The apples were ready.
Monday break time, the second group of Gardening Club members, excitedly gathered around the tree and one of the year 3 girls happily demonstrated how to pick the apples without damaging them. Then 6 pairs of hands began the process of stripping the fruit from the trees and our tiny little tree provided 15 apples, of which 10 are a good size and 5 are a tad on the small side. The apples weighed in at 1.3kg and the children were thrilled at the thought that these would be coming into school to be offered as a snack. Obviously this small harvest isn’t going to go far but more eating apples from the trees of one of the parents have been offered to supplement the numbers.
With the apples picked, most of the children headed back to the playground to enjoy the remainder of their break but one of the boys asked if he could stay and help me. So we checked over the beds and together we picked some runner beans, pole beans and a winter squash whose vine had died back.

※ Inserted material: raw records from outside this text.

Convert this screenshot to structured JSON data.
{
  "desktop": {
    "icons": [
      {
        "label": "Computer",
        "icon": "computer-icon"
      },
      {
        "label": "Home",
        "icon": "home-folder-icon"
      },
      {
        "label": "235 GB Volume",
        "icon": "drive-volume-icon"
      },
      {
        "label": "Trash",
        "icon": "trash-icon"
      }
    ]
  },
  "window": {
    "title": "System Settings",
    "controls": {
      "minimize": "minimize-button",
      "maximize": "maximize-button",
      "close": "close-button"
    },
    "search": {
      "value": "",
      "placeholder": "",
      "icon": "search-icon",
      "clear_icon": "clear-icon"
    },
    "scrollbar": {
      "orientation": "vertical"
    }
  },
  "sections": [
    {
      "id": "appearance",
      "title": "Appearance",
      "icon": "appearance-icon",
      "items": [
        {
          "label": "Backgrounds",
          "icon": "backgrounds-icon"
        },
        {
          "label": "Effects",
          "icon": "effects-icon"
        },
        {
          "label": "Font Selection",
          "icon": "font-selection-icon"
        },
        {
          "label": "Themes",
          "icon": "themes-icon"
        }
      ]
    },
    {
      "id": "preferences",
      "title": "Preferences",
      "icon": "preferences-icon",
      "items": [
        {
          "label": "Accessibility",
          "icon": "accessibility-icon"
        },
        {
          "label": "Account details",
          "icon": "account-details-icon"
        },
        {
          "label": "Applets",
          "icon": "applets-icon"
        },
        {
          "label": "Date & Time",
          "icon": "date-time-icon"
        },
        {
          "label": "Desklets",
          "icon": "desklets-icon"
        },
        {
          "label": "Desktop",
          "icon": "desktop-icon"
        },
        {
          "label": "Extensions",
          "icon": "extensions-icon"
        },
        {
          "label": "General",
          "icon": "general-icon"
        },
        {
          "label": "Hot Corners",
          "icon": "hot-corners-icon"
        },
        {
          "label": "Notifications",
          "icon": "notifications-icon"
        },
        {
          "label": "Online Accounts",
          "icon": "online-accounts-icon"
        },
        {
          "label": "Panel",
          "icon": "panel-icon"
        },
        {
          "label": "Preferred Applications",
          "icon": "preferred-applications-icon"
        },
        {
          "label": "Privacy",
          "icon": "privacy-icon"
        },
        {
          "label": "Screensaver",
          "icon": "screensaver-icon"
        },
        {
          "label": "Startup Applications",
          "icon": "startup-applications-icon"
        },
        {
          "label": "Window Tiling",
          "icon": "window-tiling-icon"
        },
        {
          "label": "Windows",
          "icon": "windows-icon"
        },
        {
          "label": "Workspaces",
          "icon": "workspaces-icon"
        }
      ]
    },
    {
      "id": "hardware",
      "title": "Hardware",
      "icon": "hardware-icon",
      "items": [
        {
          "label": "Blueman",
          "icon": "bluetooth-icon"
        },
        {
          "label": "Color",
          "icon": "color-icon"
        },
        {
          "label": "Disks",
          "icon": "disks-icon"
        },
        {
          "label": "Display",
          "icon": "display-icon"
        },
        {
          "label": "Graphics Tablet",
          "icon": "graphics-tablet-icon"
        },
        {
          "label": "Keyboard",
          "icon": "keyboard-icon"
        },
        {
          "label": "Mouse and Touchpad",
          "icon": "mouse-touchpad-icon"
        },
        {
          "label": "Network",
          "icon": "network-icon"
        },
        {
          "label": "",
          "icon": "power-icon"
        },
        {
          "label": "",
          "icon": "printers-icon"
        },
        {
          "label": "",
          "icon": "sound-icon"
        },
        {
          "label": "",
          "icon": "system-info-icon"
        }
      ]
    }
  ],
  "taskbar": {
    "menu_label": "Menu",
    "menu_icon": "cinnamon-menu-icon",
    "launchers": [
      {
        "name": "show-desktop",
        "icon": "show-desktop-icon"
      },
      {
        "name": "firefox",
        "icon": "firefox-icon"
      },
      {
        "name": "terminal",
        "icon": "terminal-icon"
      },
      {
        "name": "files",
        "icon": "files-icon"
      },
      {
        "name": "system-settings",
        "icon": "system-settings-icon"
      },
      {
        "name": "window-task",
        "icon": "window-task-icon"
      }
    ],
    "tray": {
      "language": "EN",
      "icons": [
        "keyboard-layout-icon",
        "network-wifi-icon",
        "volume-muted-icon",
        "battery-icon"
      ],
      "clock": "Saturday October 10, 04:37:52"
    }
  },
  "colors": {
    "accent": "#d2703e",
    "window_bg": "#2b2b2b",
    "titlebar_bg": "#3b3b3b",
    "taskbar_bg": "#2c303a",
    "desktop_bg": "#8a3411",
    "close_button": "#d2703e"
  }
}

I have to say that this young man asked a huge amount of intelligent questions and showed that the knowledge he had picked up both in the school garden and his garden at home, had registered and he was able to apply this knowledge to the task in hand and formulate answers to some of his own question through discussion, rather than just getting an answer from me.
The beans went to the kitchen but the apples and the squash are at home with me until the rest of the eating apples arrive for snack and harvest festival is over, respectively.